WHAT YOU HAVE TO DO: Answer with a number only: how many lines of the entries below contain the word "this"?

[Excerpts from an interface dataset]
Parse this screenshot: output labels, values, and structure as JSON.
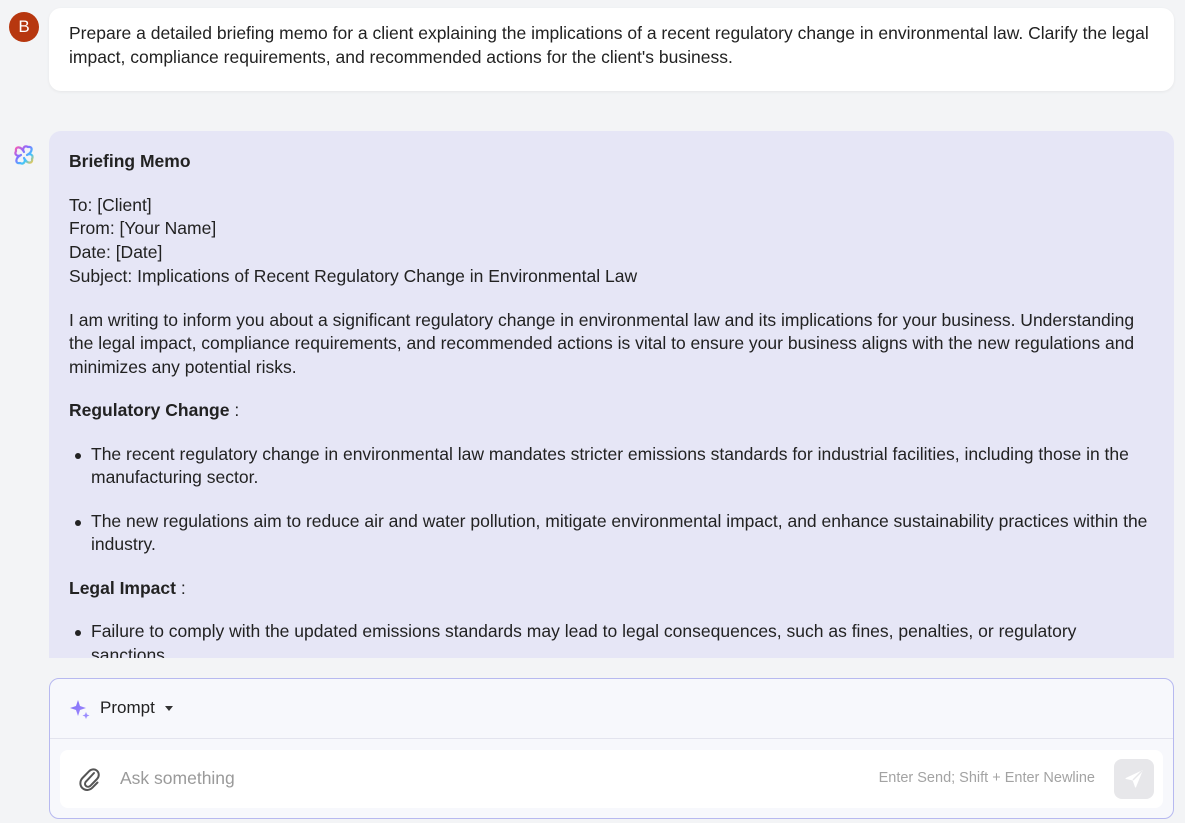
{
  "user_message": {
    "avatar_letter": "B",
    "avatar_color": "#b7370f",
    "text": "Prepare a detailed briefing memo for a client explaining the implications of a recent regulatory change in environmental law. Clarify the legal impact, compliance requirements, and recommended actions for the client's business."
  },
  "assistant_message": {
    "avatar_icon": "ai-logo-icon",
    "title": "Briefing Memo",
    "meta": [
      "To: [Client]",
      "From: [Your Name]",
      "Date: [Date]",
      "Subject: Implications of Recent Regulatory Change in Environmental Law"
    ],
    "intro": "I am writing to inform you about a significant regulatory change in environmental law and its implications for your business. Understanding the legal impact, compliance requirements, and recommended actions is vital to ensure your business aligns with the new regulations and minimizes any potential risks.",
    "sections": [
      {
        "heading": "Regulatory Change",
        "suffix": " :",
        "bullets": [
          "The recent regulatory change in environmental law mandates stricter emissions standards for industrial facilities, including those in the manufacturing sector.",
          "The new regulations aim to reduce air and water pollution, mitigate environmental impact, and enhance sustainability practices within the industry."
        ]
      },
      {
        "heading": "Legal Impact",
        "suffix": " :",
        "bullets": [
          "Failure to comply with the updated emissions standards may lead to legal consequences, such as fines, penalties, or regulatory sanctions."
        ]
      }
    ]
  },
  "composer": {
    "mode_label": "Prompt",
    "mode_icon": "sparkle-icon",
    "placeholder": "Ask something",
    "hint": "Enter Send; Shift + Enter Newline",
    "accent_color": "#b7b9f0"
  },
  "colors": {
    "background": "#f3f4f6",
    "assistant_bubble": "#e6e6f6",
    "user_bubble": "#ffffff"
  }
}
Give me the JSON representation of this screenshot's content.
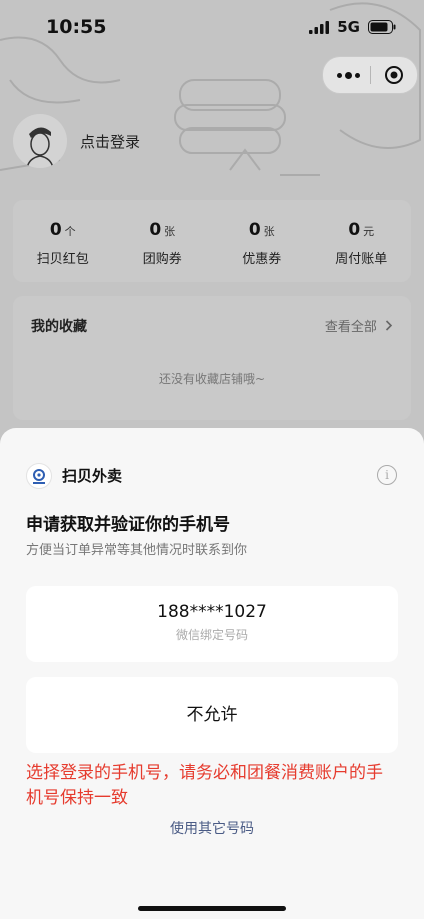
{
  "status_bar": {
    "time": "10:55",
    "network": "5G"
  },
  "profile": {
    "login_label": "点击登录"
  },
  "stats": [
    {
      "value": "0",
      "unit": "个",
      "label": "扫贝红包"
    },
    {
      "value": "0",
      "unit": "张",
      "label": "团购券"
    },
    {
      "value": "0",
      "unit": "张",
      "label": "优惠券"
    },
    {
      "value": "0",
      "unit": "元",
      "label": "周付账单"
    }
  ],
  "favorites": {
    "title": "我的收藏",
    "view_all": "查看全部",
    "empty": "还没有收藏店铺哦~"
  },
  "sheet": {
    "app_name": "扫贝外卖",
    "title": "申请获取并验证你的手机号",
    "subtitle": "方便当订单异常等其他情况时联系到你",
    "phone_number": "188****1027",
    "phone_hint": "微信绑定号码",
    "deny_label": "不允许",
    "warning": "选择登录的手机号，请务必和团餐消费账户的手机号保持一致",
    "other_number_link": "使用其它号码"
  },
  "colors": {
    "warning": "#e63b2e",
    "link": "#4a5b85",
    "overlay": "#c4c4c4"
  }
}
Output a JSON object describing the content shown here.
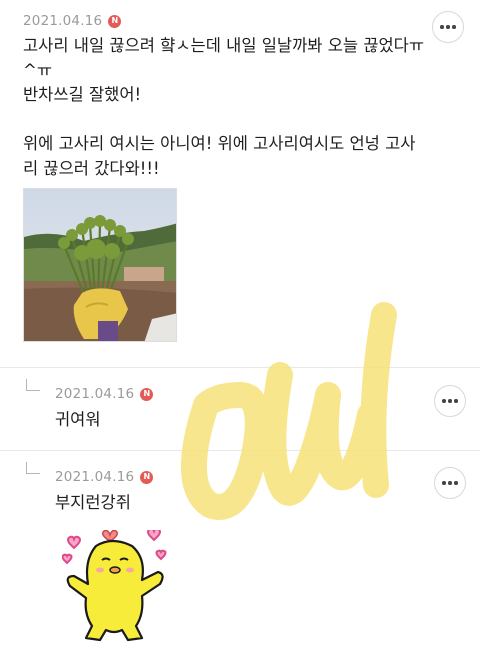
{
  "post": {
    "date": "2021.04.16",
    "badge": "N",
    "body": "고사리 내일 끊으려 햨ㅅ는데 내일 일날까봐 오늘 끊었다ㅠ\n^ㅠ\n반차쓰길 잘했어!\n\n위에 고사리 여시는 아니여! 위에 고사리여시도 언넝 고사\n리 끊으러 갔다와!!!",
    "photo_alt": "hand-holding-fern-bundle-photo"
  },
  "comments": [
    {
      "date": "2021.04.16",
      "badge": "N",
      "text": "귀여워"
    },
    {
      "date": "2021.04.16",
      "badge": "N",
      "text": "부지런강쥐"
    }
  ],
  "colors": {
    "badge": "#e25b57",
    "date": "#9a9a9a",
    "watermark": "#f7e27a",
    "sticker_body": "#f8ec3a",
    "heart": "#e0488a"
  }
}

EXERCISE SOLUTION: 2